So, I placed the Dorothy in that film in the real environment, rather than the vaudevillian environment of the Wizard of Oz, with people in costume and singing, rather than Tik-Tok who is kind of a... There is somebody inside Tik-Tok but that is hidden from the audience. Whereas the Tin Man it's a... that's a human being made up to look like, painted in tin colours.

So, anyway, it would have taken a really smart intensive thinking to know how to market this film and I think they were just not interested in doing that. And the good part of that, though, was that they didn't interfere with what I was doing with the film. There were a couple of suggestions that they made but nothing like the kind of things that they were doing to the films that they were making themselves currently at the time. So, as awkward as being fired from a film and a number of the other struggles that happen on any other film, the cut of the film is the cut that I wanted. There's nothing in the film that I did not say, 'Yes, I want that.' No studio was forcing me to do this thing or that thing. But it was out of indifference rather than charitable towards my personal vision.

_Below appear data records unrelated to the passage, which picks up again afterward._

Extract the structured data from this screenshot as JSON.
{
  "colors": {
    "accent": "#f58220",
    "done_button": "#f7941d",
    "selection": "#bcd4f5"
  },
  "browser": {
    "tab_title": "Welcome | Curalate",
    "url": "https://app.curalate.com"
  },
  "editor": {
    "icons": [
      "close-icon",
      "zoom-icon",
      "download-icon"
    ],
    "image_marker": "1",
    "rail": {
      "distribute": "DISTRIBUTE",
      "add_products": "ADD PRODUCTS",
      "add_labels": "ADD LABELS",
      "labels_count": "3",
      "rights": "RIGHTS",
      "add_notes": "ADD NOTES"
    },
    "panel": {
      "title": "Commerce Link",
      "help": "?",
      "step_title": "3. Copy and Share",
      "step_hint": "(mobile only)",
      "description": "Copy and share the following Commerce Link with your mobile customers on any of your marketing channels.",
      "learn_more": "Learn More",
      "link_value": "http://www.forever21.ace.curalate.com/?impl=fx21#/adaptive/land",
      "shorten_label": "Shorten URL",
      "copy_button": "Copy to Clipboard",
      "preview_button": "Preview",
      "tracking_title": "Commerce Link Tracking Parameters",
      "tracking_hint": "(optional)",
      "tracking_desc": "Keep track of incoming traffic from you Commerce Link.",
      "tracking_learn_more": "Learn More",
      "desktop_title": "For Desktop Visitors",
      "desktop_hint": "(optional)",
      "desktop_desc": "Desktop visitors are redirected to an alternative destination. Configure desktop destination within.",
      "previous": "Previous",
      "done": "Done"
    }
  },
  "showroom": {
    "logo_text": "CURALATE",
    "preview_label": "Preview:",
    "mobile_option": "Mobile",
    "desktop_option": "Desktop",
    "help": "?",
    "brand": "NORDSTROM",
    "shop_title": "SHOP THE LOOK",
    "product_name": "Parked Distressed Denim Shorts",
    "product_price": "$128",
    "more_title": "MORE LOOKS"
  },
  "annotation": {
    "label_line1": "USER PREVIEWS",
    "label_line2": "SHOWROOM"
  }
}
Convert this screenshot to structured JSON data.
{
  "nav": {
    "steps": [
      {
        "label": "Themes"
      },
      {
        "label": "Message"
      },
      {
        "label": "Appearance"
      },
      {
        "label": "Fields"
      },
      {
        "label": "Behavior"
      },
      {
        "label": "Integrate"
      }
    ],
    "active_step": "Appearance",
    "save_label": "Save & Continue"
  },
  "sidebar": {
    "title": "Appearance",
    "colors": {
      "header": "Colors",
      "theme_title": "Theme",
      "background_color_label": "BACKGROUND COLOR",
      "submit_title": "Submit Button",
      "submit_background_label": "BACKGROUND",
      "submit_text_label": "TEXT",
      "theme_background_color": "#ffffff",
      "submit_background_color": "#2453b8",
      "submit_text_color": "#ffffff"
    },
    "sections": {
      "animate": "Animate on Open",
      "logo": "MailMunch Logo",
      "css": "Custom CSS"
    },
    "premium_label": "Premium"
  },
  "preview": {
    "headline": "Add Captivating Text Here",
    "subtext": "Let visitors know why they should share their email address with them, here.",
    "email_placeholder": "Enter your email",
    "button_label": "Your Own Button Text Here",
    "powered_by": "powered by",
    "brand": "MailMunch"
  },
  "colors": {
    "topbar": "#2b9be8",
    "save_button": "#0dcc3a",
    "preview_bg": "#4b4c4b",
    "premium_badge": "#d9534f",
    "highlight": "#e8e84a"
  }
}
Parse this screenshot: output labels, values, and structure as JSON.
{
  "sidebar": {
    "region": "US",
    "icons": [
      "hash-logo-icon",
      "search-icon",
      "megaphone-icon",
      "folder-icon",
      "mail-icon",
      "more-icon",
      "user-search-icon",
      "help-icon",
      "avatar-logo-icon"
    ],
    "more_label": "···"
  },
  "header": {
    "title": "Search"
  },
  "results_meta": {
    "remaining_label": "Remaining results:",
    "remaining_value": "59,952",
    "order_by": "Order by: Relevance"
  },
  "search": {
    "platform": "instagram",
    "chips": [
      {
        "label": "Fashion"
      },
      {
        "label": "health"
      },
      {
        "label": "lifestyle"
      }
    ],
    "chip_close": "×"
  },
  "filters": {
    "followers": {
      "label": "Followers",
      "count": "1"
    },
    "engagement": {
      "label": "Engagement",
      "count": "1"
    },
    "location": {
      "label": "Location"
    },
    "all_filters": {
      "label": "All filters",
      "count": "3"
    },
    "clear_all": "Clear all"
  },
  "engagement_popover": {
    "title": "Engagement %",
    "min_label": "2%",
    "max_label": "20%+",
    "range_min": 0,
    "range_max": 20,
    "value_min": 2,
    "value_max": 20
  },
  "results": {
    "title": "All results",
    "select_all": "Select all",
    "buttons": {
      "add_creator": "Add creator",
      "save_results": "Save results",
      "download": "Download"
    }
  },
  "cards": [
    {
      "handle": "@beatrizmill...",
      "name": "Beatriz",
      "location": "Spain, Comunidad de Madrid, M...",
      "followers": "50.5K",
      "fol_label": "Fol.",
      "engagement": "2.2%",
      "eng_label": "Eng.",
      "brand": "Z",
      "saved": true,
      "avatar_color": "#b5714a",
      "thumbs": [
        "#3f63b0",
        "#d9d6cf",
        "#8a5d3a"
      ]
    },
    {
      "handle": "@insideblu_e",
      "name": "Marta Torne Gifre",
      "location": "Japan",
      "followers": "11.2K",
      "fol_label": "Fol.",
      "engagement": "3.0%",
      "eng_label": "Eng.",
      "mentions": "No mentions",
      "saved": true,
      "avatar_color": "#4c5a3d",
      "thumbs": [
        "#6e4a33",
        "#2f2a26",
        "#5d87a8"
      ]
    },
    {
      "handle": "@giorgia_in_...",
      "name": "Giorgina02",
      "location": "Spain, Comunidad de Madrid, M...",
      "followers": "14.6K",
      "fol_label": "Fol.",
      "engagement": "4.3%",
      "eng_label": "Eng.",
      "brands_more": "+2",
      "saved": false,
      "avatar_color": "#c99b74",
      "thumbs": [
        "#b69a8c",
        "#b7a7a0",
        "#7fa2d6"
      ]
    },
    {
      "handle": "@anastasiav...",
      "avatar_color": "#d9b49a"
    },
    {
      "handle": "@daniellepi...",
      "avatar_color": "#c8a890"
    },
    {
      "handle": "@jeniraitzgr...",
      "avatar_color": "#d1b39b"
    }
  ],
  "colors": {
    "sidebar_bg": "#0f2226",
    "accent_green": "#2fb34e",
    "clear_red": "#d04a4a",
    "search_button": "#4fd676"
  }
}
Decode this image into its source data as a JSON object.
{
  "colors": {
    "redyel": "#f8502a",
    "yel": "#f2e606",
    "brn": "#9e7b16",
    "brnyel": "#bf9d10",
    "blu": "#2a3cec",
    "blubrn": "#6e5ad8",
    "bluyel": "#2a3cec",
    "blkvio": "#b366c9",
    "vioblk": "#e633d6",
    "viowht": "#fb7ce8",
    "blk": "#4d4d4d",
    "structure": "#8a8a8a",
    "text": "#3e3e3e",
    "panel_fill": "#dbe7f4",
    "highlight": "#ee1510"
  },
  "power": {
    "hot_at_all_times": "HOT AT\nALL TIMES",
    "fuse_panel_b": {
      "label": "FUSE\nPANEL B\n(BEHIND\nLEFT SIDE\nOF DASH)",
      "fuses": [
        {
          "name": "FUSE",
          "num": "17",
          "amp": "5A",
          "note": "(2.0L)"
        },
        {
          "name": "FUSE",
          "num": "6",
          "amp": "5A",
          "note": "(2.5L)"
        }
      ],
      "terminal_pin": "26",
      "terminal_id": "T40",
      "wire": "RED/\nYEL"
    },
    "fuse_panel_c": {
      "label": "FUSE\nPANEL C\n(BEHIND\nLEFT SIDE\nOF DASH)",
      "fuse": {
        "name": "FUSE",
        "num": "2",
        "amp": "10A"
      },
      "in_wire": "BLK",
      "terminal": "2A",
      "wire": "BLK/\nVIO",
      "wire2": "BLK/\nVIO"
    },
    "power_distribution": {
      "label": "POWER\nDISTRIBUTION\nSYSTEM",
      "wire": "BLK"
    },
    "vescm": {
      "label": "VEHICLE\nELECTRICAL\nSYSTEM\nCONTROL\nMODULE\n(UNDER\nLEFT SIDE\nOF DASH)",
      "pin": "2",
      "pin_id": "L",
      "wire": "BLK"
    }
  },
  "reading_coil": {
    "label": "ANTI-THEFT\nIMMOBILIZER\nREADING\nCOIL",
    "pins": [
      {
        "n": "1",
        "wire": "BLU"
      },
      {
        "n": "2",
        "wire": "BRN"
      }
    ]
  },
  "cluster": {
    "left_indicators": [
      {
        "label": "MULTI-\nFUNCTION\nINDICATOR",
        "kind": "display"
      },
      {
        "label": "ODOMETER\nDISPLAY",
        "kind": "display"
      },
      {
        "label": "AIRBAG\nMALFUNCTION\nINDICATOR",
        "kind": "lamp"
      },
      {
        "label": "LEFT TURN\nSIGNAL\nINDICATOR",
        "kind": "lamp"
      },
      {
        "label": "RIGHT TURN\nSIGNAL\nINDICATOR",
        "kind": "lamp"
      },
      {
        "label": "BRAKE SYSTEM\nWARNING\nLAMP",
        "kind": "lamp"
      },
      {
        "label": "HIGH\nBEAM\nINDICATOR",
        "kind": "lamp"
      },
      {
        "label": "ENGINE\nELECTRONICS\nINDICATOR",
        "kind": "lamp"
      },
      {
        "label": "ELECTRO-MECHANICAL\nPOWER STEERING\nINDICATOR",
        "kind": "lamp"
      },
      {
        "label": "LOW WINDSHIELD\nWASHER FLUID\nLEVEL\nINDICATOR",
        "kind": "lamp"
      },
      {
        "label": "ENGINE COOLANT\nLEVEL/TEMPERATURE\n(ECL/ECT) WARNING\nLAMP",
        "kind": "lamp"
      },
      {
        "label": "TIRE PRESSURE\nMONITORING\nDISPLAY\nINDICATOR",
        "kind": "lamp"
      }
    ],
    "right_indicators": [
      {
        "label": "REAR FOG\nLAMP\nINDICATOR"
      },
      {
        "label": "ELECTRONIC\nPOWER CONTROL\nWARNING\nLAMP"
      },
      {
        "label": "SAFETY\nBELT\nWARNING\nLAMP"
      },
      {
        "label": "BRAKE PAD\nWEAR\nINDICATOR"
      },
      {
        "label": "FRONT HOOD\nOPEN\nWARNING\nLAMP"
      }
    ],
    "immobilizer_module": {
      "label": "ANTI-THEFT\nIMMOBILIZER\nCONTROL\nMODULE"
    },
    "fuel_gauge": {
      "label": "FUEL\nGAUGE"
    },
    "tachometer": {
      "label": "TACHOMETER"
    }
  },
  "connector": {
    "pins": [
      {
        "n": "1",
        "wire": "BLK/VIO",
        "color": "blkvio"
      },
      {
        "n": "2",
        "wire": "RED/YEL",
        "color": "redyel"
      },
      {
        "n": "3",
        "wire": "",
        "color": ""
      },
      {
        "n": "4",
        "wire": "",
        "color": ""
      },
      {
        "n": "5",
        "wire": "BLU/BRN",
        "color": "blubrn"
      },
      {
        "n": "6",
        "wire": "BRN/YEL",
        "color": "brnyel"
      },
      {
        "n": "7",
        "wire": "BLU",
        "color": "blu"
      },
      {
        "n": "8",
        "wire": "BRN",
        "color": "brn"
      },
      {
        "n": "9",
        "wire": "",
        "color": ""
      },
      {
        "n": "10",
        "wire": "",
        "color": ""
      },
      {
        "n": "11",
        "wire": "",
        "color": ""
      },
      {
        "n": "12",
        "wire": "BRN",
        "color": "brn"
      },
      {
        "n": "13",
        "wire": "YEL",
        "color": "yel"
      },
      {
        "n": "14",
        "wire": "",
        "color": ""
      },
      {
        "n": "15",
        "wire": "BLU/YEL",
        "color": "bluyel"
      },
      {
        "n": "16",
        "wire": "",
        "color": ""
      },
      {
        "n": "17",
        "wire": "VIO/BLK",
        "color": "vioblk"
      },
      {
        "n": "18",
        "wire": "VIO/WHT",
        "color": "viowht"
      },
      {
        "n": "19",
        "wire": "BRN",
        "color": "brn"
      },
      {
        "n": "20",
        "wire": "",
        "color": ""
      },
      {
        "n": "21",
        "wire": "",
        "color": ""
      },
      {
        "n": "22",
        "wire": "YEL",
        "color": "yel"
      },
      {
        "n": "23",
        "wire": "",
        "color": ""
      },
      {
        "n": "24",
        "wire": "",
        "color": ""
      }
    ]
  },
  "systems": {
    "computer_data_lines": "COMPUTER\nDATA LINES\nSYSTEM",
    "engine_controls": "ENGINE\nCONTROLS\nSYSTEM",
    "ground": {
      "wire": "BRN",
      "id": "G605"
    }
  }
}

Born in 1943 in New York City, Murch graduated from the University of Southern California's School of Cinema-Television. His career stretches back to 1969 and includes work on Apocalypse Now, The Godfather I, II, and III, American Graffiti, The Conversation, and The English Patient. He has been referred to as 'the most respected film editor and sound designer in modern cinema.' In a career that spans over 40 years, Murch is perhaps best known for his collaborations with Francis Ford Coppola, beginning in 1969 with The Rain People. After working with George Lucas on THX 1138 (1971), which he co-wrote, and American Graffiti (1973), Murch returned to Coppola in 1974 for The Conversation, resulting in his first Academy Award nomination. Murch's pioneering achievements were acknowledged by Coppola in his follow-up film, the 1979 Palme d'Or winner Apocalypse Now, for which Murch was granted, in what is seen as a film-history first, the screen credit 'Sound Designer.' Murch has been nominated for nine Academy Awards and has won three, for best sound on Apocalypse Now (for which he and his collaborators devised the now-standard 5.1 sound format), and achieving an unprecedented double when he won both Best Film Editing and Best Sound for his work on The English Patient. Murch’s contributions to film reconstruction include 2001's Apocalypse Now: Redux and the 1998 re-edit of Orson Welles's Touch of Evil. He is also the director and co-writer of Return to Oz (1985). In 1995, Murch published a book on film editing, In the Blink of an Eye: A Perspective on Film Editing, in which he urges editors to prioritise emotion.

Listeners: Christopher Sykes

Christopher Sykes is an independent documentary producer who has made a number of films about science and scientists for BBC TV, Channel Four, and PBS.

Tags: Disney Studios, Return to Oz, Wizard of Oz

Duration: 4 minutes, 22 seconds

Date story recorded: April 2016

Date story went live: 29 March 2017